An effective way to make your data accessible is to store it in a repository. A repository can refer to any storage service that offers a mechanism for managing and storing digital content, where users can upload and download their data, and make it accessible and discoverable.
Benefits of digital repositories include:
NIH Data Management and Sharing Requirements
Get assistance with writing your plan for the new NIH Data Management and Sharing Policy from our Guide.
Journal Sharing Requirements
To make your data/supplements available, first make sure that they are properly organized and labeled, and then simply upload your data/supplements to a data repository. You can:
General considerations when deciding where to deposit your data
First, check funder or journal requirements for recommended or preferred repositor/ies
Repository Directories and Lists
Sample Discipline-Specific Repositories
UVA Data Repositories
You can deposit your data in UVA's data repository, LibraData, and also in a generalist or discipline-based repository (see below).

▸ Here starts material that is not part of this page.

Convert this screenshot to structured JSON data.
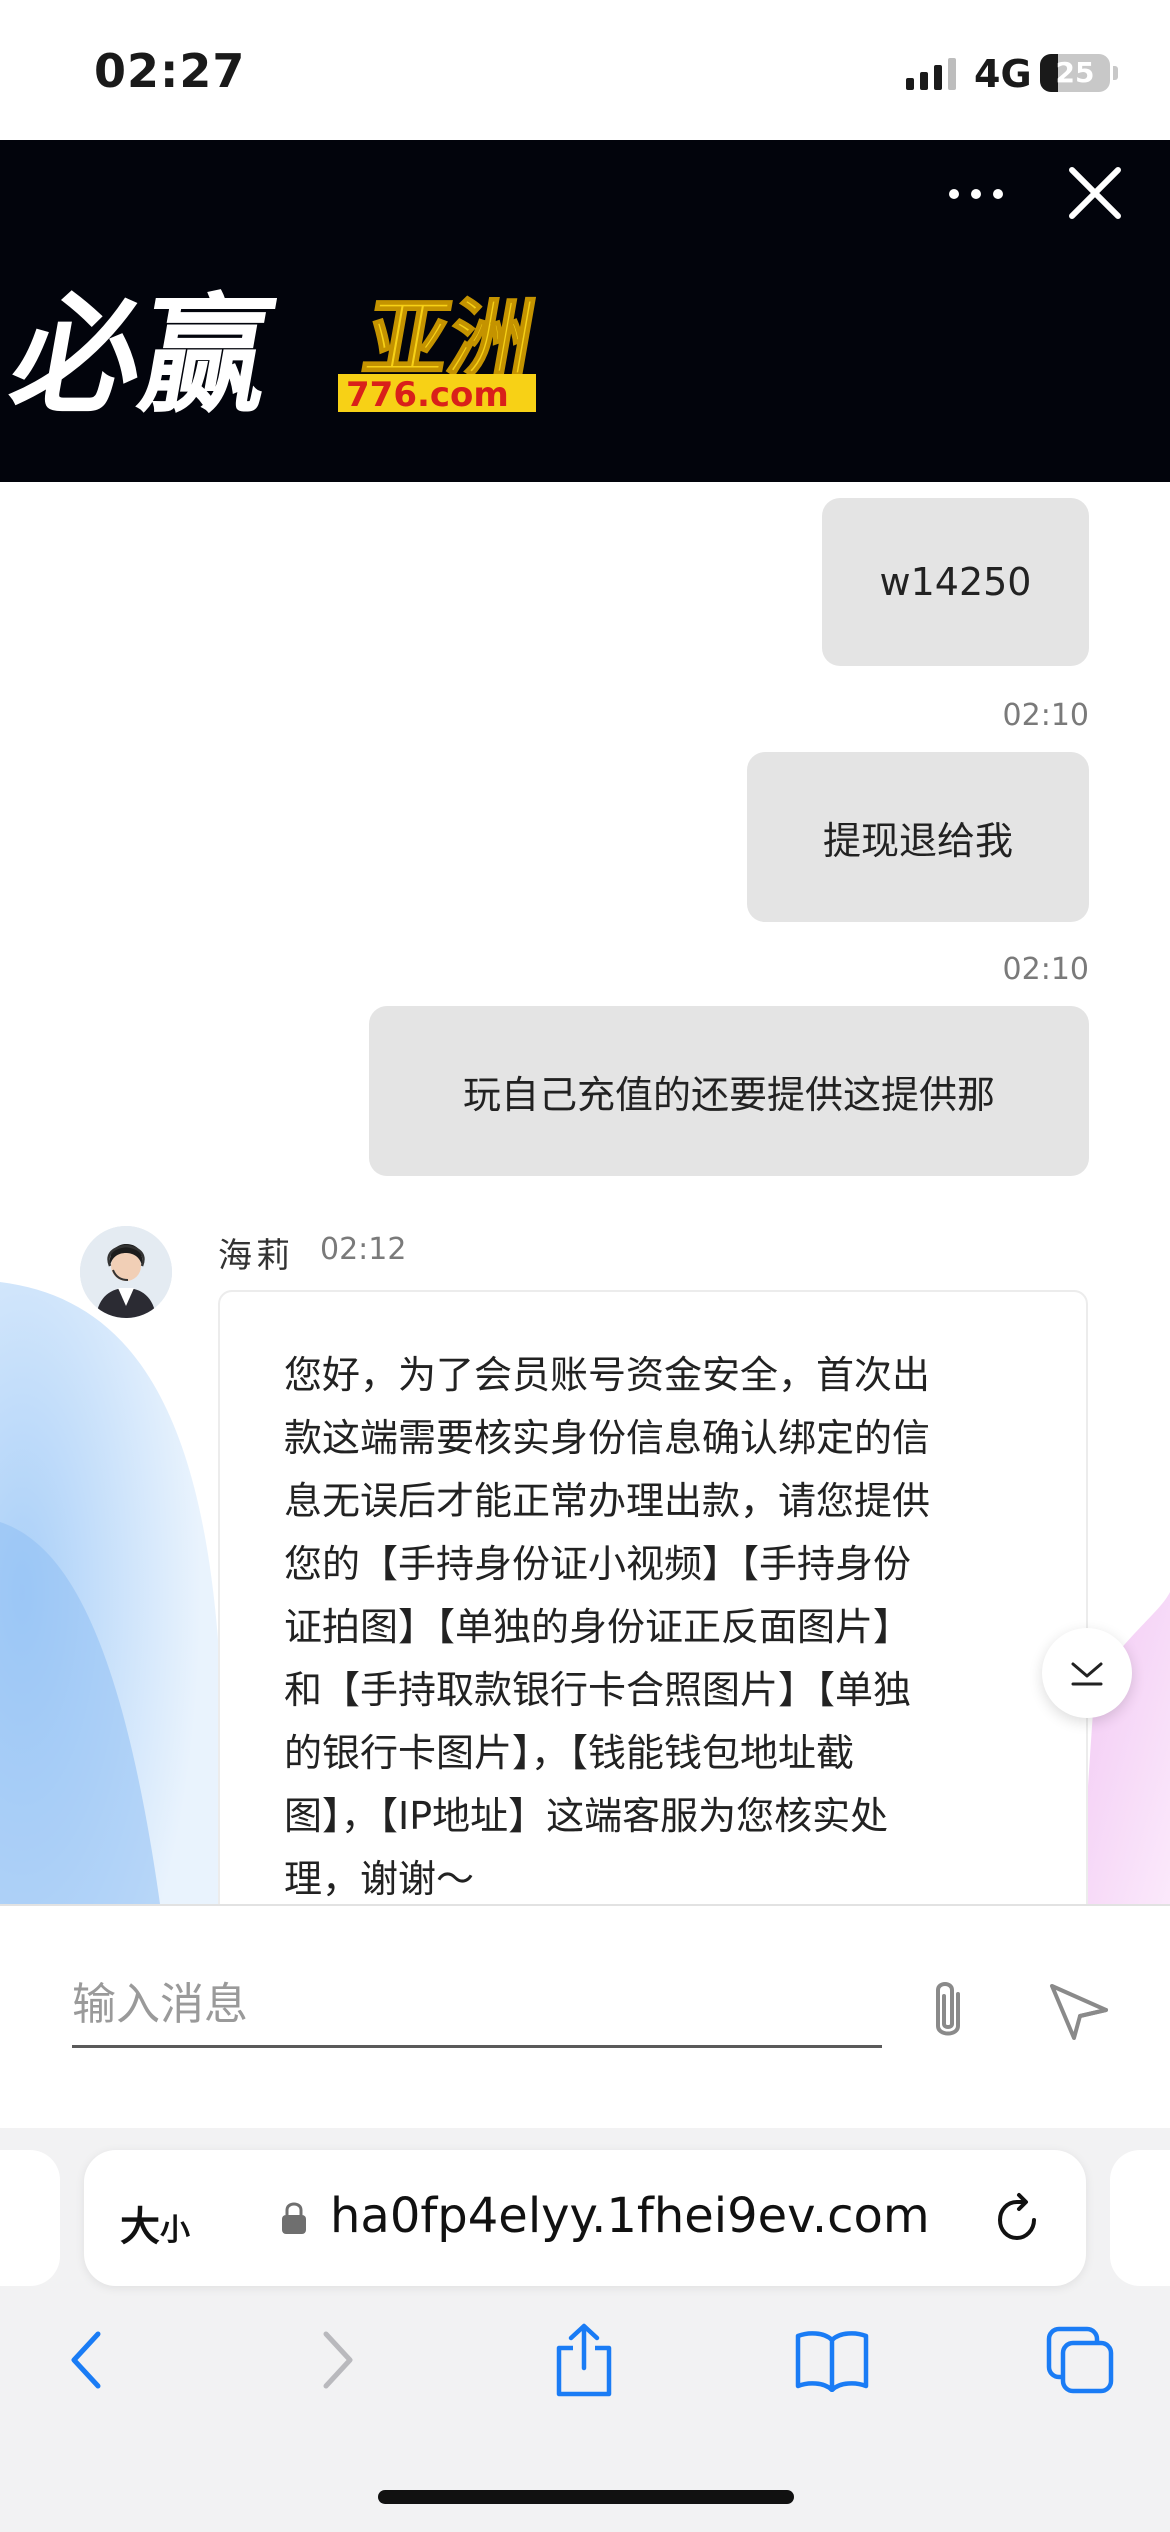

In general, NIH does not endorse any particular repository. Overall, NIH encourages researchers to select the repository that is most appropriate for their data type and discipline. This list of NIH-supported repositories provides examples of suitable repositories.
General Data Repositories
These Generalist Repository Ecosystem Initiative (GREI) includes six established generalist repositories that will work together to establish consistent metadata, develop use cases for data sharing, train and educate researchers on FAIR data and the importance of data sharing, and more: